Art Heroes - Southworth & Hawes Photography

Some of the most inspiring (and oldest) photography was done by the photography firm of Southworth & Hawes  ( Albert Sands Southworth (1811–1894) and Josiah Johnson Hawes (1808–1901).  They were primary active between from 1843-1863 in Boston.

These guys really amaze me. I love the way they arrange their subjects. The sitters seem a lot more real then most of the Victorian photography I've seen before. They photographed some of the most famous people of the time including Louisa May Alcott, Harriet Beecher Stowe, Oliver Wendell Holmes, Ralph Waldo Emerson and Daniel Webster. But the daguerreotypes that really stand out for me are the everyday people...the "unidentified" people.

Unidentified Child, circa 1850
The Henry Wadsworth Longfellow Family, 1849

"The artist, even in photography, must go beyond discovery and the knowlege of facts; he must create and invent truths and produce new developments of facts. "
--A.S. Southworth, 1870
Death of Pain (first public administered Ether anesthesia)1847

Rollin Heber Neal

Ralph Waldo Emerson, 1857

Alice Mary Hawes, 1852

"Learn to look and see the difference under different lights in the same faces. Learn to see the fine points in every face, for the plainest faces in the world are human faces, belonging to human beings... "
--A. S. Southworth, 1873
Unidentified Girl with Ringlets, circa 1850's
Unidentified Woman, circa 1850
Unidentified Dead Child, Circa 1855

"In the nice production of light and shade which is the perfection of modelling, the Daguerreotype will be found to surpass the Artist's best efforts, being capable of representing independently, action, expression, and character to a great extent; and in some instances approaches very nearly, if it does not equal these higher branches, thus developing beauty in grace of motion and in repose, which is the first object and the supreme law of all Art."
--A.S. Southworth, 1855

Two Women Posed with a Chair, ca. 1850 
Unidentified Woman, 1852
Laura Bridgman, 1855

Winchester Family Tomb, Mount Auburn Cemetery, circa 1853

Unidentified Girl, 1850
Winter Portrait with Fur Coat and Gloves

Unidentified Child, 1850

Of course this is only a tiny bit of work by Southwork & Hawes.
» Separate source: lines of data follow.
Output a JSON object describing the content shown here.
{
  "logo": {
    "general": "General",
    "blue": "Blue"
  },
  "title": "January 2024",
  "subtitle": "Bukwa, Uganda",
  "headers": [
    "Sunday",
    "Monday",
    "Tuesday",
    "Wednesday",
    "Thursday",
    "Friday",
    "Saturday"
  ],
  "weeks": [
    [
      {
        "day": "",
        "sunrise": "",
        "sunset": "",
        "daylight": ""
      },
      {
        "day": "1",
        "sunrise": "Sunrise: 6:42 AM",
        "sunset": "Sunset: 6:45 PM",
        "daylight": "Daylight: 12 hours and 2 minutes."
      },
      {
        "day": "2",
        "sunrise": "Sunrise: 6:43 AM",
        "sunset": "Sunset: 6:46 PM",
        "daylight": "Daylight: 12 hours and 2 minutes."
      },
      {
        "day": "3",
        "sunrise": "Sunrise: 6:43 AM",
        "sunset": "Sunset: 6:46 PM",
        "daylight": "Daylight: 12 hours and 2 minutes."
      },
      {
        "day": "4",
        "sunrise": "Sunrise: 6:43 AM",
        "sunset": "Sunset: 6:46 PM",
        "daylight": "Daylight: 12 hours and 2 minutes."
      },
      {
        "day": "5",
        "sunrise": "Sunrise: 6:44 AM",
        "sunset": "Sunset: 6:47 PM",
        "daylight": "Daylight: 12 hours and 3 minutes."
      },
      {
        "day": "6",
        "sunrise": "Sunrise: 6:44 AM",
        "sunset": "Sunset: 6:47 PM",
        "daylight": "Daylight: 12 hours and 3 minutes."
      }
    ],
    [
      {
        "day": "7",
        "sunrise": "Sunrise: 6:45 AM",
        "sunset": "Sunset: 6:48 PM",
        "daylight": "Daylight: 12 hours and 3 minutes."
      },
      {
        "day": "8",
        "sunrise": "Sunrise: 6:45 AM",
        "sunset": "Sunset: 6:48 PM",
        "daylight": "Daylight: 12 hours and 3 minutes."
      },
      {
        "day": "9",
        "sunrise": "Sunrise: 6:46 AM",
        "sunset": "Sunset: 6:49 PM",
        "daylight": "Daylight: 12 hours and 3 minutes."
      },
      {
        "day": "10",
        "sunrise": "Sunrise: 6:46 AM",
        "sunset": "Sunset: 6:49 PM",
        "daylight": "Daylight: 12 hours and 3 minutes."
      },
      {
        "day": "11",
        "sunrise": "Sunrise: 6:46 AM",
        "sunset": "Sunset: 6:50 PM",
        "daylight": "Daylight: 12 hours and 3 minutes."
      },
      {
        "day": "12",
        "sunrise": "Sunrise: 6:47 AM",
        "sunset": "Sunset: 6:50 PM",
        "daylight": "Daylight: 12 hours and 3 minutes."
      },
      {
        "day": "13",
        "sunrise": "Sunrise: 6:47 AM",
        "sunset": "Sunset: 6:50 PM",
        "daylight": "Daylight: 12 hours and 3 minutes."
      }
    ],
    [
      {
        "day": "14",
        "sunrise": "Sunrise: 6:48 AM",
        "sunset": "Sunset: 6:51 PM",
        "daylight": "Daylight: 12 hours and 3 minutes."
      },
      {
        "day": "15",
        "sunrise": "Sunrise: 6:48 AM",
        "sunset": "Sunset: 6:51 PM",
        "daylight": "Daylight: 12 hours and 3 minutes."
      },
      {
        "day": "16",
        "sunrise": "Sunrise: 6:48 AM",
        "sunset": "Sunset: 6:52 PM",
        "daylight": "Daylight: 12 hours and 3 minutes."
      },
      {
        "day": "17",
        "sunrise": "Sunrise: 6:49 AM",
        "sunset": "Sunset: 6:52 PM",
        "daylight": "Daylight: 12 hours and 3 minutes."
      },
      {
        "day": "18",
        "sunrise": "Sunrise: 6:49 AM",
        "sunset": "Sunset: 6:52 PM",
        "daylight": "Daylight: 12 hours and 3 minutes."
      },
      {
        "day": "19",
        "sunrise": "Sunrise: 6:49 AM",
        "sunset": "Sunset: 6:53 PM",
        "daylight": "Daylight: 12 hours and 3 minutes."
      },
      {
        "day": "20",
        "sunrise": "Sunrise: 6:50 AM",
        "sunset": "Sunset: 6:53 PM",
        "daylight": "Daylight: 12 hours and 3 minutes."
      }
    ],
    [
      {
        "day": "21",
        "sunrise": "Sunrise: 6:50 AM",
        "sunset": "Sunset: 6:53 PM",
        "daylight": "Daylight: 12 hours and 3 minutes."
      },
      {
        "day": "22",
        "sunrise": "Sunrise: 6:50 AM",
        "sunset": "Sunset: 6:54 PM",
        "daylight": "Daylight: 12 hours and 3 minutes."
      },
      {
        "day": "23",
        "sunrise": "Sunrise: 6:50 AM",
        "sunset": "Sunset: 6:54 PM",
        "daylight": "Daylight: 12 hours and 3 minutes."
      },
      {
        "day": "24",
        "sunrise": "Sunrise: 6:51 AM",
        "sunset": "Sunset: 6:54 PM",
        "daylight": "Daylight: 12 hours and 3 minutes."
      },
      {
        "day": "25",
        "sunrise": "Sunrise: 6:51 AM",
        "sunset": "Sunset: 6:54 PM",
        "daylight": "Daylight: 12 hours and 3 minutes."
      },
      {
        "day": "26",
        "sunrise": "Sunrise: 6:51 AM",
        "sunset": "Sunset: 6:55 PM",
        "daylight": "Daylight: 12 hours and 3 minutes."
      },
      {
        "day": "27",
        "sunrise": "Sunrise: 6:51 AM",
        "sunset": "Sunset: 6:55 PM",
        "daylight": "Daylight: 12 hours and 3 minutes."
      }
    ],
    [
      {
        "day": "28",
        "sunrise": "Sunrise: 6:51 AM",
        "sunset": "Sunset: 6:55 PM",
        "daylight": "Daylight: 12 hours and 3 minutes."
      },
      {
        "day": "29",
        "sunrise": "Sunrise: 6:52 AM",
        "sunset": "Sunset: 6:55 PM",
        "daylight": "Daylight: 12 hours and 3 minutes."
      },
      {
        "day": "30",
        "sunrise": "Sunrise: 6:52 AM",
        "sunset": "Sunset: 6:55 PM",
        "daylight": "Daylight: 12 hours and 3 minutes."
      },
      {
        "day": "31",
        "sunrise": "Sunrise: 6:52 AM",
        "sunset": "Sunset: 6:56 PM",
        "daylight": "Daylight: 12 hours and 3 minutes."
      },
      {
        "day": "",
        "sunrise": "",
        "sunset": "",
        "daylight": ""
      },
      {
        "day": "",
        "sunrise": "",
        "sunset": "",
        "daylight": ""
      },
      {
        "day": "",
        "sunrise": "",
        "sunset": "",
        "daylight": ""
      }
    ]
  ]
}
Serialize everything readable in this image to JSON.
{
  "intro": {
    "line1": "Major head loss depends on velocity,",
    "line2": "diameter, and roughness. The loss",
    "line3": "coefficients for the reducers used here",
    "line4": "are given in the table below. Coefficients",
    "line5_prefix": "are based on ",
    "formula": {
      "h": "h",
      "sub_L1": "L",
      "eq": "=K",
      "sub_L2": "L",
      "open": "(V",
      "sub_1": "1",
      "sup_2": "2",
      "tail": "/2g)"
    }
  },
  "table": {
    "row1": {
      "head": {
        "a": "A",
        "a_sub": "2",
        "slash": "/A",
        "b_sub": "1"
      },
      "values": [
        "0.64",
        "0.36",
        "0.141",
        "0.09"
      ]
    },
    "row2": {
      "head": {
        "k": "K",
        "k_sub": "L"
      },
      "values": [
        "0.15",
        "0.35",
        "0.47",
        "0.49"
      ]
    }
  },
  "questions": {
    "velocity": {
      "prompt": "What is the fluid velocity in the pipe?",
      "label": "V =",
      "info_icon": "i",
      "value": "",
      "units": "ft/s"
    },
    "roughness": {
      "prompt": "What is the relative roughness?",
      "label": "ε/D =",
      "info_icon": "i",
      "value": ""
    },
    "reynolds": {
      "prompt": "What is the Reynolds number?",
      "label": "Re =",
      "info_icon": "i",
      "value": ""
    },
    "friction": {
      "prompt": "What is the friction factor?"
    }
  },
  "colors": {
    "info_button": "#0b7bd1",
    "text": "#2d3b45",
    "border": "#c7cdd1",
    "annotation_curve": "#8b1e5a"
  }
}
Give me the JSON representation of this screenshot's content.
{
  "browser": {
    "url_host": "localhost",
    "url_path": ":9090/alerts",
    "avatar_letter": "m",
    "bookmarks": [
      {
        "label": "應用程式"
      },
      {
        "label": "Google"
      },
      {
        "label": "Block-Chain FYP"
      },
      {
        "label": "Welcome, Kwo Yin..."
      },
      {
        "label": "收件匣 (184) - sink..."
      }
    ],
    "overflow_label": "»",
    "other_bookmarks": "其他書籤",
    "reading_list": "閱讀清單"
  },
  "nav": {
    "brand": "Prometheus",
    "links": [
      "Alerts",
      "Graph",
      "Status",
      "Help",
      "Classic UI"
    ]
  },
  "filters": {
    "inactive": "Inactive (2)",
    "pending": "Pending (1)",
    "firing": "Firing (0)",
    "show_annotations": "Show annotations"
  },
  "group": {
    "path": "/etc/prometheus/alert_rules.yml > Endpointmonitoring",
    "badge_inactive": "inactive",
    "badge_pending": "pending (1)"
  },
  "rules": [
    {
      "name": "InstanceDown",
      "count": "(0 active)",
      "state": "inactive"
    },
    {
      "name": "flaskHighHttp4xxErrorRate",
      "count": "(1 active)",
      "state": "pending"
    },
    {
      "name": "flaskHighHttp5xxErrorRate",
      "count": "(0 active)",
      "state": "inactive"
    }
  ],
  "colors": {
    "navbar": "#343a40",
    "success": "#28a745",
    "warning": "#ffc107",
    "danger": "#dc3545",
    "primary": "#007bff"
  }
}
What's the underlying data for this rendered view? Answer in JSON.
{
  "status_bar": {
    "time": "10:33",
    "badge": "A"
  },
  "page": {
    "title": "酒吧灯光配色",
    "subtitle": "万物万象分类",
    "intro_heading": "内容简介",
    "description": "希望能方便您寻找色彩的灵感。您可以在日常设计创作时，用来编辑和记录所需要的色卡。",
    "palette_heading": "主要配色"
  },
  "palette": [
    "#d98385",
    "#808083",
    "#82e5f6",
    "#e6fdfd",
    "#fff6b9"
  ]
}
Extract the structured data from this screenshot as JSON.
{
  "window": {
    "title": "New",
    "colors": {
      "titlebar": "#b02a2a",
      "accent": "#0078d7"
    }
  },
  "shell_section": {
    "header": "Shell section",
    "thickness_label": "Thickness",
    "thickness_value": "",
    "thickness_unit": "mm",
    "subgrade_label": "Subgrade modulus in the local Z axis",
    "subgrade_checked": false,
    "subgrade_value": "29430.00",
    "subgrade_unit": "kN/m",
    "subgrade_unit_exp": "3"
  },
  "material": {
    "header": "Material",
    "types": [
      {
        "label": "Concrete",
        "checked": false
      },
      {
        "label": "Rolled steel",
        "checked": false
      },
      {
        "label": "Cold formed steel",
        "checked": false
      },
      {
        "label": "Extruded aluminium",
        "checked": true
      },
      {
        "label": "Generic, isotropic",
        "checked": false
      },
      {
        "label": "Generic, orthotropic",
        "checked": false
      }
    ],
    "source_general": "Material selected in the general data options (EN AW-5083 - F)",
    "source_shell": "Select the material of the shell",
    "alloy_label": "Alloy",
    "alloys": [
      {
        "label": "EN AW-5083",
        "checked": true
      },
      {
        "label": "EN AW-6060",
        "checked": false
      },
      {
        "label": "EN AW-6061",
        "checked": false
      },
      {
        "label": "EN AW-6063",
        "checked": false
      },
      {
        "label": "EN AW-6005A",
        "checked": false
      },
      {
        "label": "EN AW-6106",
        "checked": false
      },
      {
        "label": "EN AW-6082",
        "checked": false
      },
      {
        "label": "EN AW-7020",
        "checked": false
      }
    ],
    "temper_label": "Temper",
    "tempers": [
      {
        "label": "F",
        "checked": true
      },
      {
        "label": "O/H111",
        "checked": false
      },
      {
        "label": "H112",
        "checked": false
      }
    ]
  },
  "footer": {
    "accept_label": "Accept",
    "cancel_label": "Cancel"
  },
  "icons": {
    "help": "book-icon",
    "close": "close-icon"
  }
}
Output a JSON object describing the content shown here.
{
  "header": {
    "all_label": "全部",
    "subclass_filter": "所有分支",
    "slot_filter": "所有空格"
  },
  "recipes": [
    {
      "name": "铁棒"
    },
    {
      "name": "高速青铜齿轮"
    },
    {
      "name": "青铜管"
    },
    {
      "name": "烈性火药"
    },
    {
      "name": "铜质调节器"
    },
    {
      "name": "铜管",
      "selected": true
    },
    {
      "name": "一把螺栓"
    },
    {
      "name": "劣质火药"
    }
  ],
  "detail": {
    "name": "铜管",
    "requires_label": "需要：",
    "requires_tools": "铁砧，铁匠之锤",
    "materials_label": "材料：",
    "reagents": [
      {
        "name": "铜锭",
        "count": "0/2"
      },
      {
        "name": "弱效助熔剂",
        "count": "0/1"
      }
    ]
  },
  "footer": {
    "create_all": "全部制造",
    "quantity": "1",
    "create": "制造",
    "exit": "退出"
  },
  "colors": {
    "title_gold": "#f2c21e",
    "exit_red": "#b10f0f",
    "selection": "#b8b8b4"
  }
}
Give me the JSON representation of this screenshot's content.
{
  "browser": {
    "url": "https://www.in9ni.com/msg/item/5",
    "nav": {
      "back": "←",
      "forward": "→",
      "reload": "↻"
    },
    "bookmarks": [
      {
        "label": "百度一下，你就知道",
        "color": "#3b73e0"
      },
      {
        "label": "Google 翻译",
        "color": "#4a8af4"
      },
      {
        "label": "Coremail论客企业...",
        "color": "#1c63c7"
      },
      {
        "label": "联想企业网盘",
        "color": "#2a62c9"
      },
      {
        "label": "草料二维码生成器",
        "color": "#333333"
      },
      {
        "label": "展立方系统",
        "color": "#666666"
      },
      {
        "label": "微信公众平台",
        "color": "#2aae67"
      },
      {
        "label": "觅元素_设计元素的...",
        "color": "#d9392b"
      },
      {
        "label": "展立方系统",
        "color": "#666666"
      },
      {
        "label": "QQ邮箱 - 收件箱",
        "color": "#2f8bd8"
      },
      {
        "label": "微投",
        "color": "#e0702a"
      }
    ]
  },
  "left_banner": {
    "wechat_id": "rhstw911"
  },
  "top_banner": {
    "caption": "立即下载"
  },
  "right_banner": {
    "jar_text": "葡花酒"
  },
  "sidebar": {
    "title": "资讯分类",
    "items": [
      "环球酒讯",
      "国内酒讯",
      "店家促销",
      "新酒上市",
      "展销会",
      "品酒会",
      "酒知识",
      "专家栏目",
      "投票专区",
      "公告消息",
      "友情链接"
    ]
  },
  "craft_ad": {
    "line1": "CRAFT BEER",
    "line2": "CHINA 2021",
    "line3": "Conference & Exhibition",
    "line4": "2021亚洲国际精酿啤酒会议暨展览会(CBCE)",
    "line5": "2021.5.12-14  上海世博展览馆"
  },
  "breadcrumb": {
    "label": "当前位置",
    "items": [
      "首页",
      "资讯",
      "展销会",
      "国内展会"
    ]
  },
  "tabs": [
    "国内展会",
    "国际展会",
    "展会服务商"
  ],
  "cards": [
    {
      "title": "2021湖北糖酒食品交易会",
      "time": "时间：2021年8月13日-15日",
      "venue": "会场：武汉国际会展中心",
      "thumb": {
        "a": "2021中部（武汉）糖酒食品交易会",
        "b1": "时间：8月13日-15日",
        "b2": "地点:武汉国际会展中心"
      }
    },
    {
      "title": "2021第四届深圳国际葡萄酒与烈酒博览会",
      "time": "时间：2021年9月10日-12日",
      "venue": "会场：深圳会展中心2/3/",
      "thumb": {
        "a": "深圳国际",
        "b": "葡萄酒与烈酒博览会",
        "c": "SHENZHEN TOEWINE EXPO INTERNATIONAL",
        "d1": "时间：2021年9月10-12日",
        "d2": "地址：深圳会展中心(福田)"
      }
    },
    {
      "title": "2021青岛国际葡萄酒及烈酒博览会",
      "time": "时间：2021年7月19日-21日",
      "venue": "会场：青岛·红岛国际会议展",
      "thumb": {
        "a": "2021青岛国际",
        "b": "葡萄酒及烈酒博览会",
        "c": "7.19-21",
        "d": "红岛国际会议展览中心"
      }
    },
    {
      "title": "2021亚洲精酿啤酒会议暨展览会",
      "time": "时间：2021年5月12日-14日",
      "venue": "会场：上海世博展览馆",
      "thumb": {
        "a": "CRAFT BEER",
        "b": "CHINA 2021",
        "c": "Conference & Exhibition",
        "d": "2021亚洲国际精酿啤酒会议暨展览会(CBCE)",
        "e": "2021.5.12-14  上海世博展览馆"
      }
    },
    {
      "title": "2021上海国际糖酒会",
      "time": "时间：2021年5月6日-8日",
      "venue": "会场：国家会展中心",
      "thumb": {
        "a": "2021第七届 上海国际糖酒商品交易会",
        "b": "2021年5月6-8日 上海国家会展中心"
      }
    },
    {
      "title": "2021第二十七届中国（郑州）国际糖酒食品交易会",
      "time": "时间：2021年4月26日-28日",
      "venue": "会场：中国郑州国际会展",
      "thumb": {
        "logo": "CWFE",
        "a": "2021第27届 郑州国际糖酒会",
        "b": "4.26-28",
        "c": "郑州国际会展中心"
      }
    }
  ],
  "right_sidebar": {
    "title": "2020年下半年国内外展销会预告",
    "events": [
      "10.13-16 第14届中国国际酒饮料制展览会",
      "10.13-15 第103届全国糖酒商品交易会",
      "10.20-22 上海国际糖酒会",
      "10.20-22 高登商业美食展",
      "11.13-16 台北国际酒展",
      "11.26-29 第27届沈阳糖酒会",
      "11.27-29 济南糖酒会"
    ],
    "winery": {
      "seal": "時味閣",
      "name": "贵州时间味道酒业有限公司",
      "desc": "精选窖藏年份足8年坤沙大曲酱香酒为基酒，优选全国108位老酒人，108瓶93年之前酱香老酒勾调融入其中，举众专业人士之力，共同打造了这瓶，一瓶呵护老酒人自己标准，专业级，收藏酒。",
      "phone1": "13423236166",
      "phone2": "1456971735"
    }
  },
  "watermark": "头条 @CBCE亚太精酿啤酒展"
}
You can find more in the book, "Young America: The Daguerreotypes of Southworth & Hawes. You can also see more Photographs in this flickr set from the George Eastman House.

I hope these daguerreotypes have inspired you as much as they inspire me. 

Now, I'm off to work on a custom portrait...

Creepy Vintage Halloween Masks are here!

It is that time of year again. The time to look back at all the scary covered faces of yesteryear. I love these things. The more handmade the better. There is just something so right about all the awkwardness of these costumes. They feel real. They feel genuine. They feel good.

I did include some pretty ones too. I always attempt a really pretty mask/costume every year but they seem to end up being more of a wabi sabi finish. But that is OK right? It is just Halloween. So get out there, make what you can and have tons of fun.

Little wicked Witch via tissueclouds

Clara Bow and a scary clown mask via Carbonated
Love the laughing girl via
Ok so this not a vintage one but isn't this Owl mask from Martha Stewart perfect?
Love this Bird make via Costumerism
Creepy kids via Shorpy

Which animal is this? via thanatosdotnet
Black or white circa 1911 via shorpy
Amazing Victorian Mask/Hat via VintageGal
Classic Skeleton...done extra creepy style...via Carbonated
What will you be this year?

Beautiful Animation...Descendants

After spending the last couple of weekends in the woods, I really appreciate this wonderful animation, Descendants, I came across on ImageMakers. I love the emotions really good story can bring up. Enjoy. And thank you, Heiko Van der Scherm & Patrick S. Cunningham for creating it. I love the creepyness of it.  More about the making of it here.

Descendants on Vimeo.